Now, you may say, citizens have the recourse of filing complaints with the State AG, or State Police, or FBI. Perhaps not, if all of those are also cronies and partners in crime with the locals.

We actually have such situations in some Texas counties, and I have gotten evidence of it in several other states.

A similar situation actually occurred in Athens, Tennessee, in 1946. It is called the Battle of Athens.


It's not "my" justice, but the law...

An unwritten law that says whatever you say it does. Don't you think a formalized, written constitution explicitly agree to by the states is a better authority? Or would you rather be at the mercy of anyone that can raise a militia to enforce whatever law they make up?

No, you are persisting in misrepresenting my position. Almost all of the likely conflicts are between the Constitution and unconstitutional official acts. The Constitution of the United States is not in conflict with the constitutions of nature or society. It is a partial codification of them, and it incorporates them by reference, under the term "common law". From common law we get the meanings of the terms used in the Constitution, such as "due process" and "jury". However, because the written constitution of government does not define those terms, we have to revert to the constitution of society -- the common law -- to understand them.

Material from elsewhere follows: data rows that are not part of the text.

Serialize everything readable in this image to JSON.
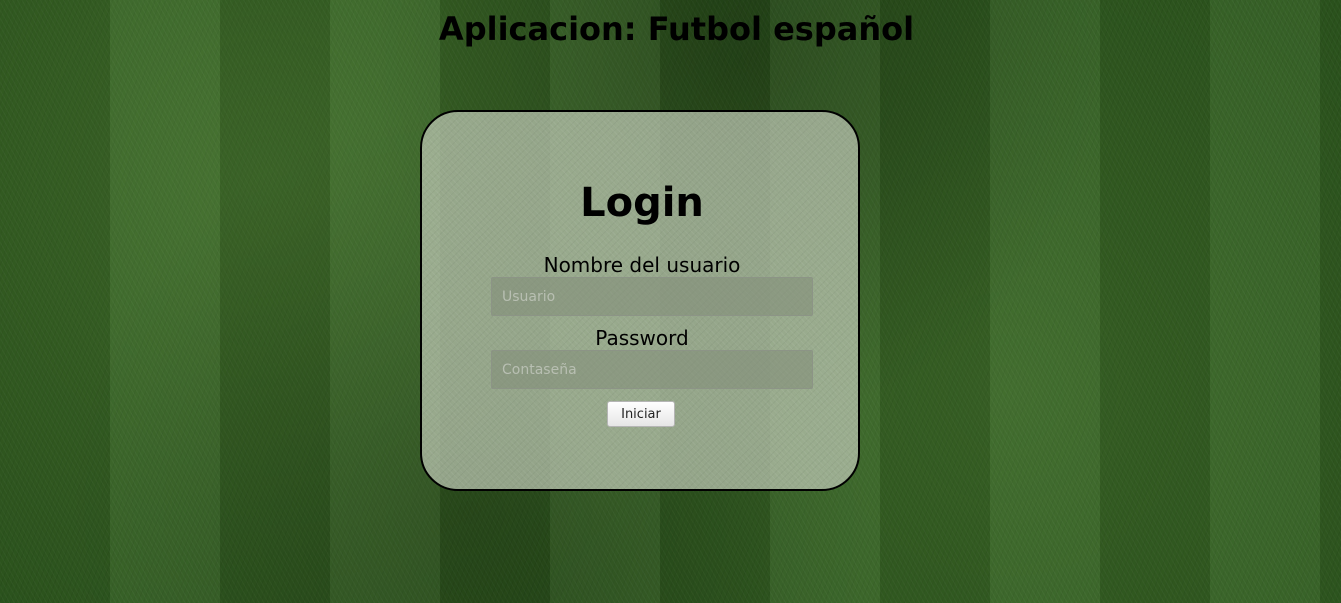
{
  "page": {
    "title": "Aplicacion: Futbol español"
  },
  "login": {
    "heading": "Login",
    "username": {
      "label": "Nombre del usuario",
      "placeholder": "Usuario",
      "value": ""
    },
    "password": {
      "label": "Password",
      "placeholder": "Contaseña",
      "value": ""
    },
    "submit_label": "Iniciar"
  },
  "colors": {
    "background": "#2f5a1f",
    "card_background": "#bec8b4",
    "card_border": "#000000"
  }
}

To continue the example with Bob and Tom, suppose a corrupt Tom tries to weasel around the problem by treating the habeas not as a habeas but as a motion to show cause, for which the burden of proof is is on the petitioner rather than on the respondant, which is what a habeas requires. When Tom rules the petitioning citizen hasn't proved that Bob lacks authority, he dismisses. But that is a violation of unwritten due process. Here is where the unwritten constitution of society comes in. Neither the Constitution nor a statute lays out what is the procedure for handling writs of habeas corpus. The militia has to go to the constitution of society for that.
9.19.2008 8:23pm